Saturday, December 18, 2010

Leaving well

I’ve consulted with several clergy during their transitiong into and out of a congregational call. As I’ve observed clergy working through the issues of leaving their congregations I’ve noticed some common issues. Whether the clergy are leaving under duress or because they feel stirrings of restlessness, certain issues seem common to the nature of leaving regardless of the circumstances. Leaving a congregation involves the murky process of discernment, and clarity rarely comes instantly or easily. In many cases I’ve witnessed clergy who have left their congregations emotionally before they began thinking consciously about leaving.

In most cases the discernment process involves getting clear about what counts as something to factor into the decision and what can be dismissed as inconsequential. In the early stages of discernment that is not easy to do. At those stages everything seems as important as everything else and so the feeling is one of “being stuck.”

There’s no shortcut to the discernment process. Primarily because it’s as much an emotional process as it is an intellectual one. In fact, in my experience, rationality rarely is of real significance in decisions about staying or leaving, as much as we’d like to believe otherwise. If it were as simple as “doing the math” we wouldn’t have as much trouble reaching a point of decision, nor experience as much angst as we do.

While there is no shortcut to discernment about leaving a congregation, and insight comes in its own time, here are some points of consideration related to the issues I see common when trying to leave well. These aren’t easy, for they are often contrary to how most clergy seem to approach the issue:

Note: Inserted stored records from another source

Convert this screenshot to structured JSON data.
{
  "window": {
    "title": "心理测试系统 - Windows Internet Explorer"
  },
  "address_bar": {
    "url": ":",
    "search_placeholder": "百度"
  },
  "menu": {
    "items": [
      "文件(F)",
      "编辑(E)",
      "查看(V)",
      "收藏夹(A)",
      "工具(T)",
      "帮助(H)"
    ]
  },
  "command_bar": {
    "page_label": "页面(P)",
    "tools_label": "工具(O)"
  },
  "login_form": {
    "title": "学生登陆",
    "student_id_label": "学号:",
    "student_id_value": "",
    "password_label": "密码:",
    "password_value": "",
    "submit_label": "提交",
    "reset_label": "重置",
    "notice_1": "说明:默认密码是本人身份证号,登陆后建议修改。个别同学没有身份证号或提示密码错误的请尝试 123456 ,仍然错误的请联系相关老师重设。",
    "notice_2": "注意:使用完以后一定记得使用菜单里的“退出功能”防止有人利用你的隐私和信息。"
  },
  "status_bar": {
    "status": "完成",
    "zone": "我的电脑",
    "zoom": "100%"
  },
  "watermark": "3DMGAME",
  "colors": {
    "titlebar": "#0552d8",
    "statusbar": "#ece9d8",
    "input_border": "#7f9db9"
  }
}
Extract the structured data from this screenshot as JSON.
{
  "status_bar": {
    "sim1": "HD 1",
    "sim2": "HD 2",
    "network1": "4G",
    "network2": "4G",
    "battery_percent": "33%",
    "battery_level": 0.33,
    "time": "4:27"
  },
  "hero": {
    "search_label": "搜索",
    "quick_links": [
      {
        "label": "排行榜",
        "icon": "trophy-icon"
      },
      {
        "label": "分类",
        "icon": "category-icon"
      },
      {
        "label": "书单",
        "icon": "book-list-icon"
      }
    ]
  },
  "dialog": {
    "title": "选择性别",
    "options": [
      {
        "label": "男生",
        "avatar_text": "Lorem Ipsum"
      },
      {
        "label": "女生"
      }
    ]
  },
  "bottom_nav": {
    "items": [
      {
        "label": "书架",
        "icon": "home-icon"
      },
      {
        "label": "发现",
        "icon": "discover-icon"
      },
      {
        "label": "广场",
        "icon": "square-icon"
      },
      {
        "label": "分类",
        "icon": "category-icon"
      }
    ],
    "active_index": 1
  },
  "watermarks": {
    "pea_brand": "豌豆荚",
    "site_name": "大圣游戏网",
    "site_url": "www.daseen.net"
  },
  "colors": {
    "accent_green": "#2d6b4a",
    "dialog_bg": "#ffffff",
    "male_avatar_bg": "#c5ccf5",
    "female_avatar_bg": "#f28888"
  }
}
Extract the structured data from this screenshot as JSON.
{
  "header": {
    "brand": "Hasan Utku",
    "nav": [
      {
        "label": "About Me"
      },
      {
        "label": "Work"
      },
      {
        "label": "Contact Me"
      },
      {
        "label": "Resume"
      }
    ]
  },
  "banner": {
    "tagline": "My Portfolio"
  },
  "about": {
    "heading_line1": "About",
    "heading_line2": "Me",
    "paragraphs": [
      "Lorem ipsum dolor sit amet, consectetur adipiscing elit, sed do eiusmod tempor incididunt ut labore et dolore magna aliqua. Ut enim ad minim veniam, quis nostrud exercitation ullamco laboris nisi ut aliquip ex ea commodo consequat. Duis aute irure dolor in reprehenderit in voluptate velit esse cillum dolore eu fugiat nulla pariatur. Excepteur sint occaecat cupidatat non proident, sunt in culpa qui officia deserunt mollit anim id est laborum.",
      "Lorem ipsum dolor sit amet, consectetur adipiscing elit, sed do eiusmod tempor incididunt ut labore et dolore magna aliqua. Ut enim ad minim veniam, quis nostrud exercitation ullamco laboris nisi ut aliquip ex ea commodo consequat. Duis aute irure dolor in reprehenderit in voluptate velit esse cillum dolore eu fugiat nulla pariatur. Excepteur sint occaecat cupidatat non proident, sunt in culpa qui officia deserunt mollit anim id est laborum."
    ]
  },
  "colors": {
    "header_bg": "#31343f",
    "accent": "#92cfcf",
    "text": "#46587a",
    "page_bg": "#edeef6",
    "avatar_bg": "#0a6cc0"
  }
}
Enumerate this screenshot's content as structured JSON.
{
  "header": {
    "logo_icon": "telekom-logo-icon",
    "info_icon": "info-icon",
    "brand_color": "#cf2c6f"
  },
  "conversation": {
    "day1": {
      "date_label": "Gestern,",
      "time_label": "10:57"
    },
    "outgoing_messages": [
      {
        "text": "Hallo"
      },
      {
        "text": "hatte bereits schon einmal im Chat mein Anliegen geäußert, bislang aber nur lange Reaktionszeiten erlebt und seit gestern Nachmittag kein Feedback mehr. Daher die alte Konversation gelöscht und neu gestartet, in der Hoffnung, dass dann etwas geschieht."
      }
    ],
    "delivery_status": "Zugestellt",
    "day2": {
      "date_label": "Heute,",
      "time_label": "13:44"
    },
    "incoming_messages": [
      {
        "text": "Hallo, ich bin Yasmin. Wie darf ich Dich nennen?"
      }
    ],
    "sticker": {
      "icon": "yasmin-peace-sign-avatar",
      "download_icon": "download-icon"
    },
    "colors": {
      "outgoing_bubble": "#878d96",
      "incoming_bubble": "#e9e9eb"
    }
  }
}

Don’t plan for the congregation’s future. When it’s time for you to leave a congregation shorten your vision. Concentrate on leaving well and give the congregation’s future to the congregation, it's no longer your responsibility. To be blunt, once you decide to leave your congregation’s future is none of your business.

If you’re going to go, go. You don’t need to burn your bridges, but you need to get clear about what leaving means. Most clergy seem to do well once they get clear. For example, they will communicate with their congregation that when they leave they are no longer the “pastor.” So they’ll not make pastoral calls, conduct weddings and funerals, or get involved in church business. Clergy who are not able to “go” tend to become the bane of the “new pastor” and often do a great disservice to the congregation. It’s amazing how many clergy have trouble “leaving” their congregations. Sometimes they try to come back as “members.” But I’ve yet to see a former pastor of a congregation able to successfully return to their former congregation as “just a member.” It seems hard for them to appreciate that they weren’t “just a member” before, and never will be.

As you are leaving the function of your preaching needs to change. That change in function is primarily one of prophetic theological hope. This isn’t the time to try to plant insight into your congregation, if they didn’t get what you’ve been trying to say all those years they’re certainly not going to “get it” now. They’re listening to you differently. What they want to hear, and need to hear, is the affirmation of hope that they’ll be just fine without you!
The second function of preaching at this time is to remind them of their story. Clergy often are the resident storytellers of the narrative history of the congregation. Too often a congregation experiences an episode of corporate amnesia when a pastor leaves. Now is the time to tell, and retell, the story of the congregation as a local people of God. Remind them of how they came to be, who they were, and who they are.

Stay connected. One common emotional response of clergy who are leaving is to emotionally defect in place and begin to “disconnect” from their congregation. That’s understandable and may be a function of anticipatory grieving. But clergy need to work at staying emotionally connected to significant persons in the congregation, its leaders as well as others worth investing time with.

Work on your grieving. Leaving a congregation, under whatever circumstance, involves loss, and loss requires grieving. Own it. Find ways to mourn appropriately (mourning is the outward expression of grieving), but don’t confuse your grieving with that of the congregations’.

Focus on your own vision and work on your own self. I've mentioned that in the early stages of discernment it is difficult to sift the important from the insignificant. In the midst of the fog of discernment I’ve seen clergy get stuck by weighing in, with equal weight, issues like, the children (even when they are grown!), the house, their age, the spouse (his or her job, friends, hobbies, etc.), giving up a short commute, the club, the salary, a perk, their nice office, the computer the church provided, etc. To be sure these are all important, but they are not as important as pursuing your own vision, calling, and goals. Change involves risk and it involves loss. As someone said, you can have anything you want, but you cannot have everything you want. The question becomes, “What are you willing to give up in order to pursue your calling, vision, dreams, or desires?”

Copyright (c) 2010, Israel Galindo

1 comment:

  1. very insightful. I didnt do very well with the first one, but the others better. thanks, Doc.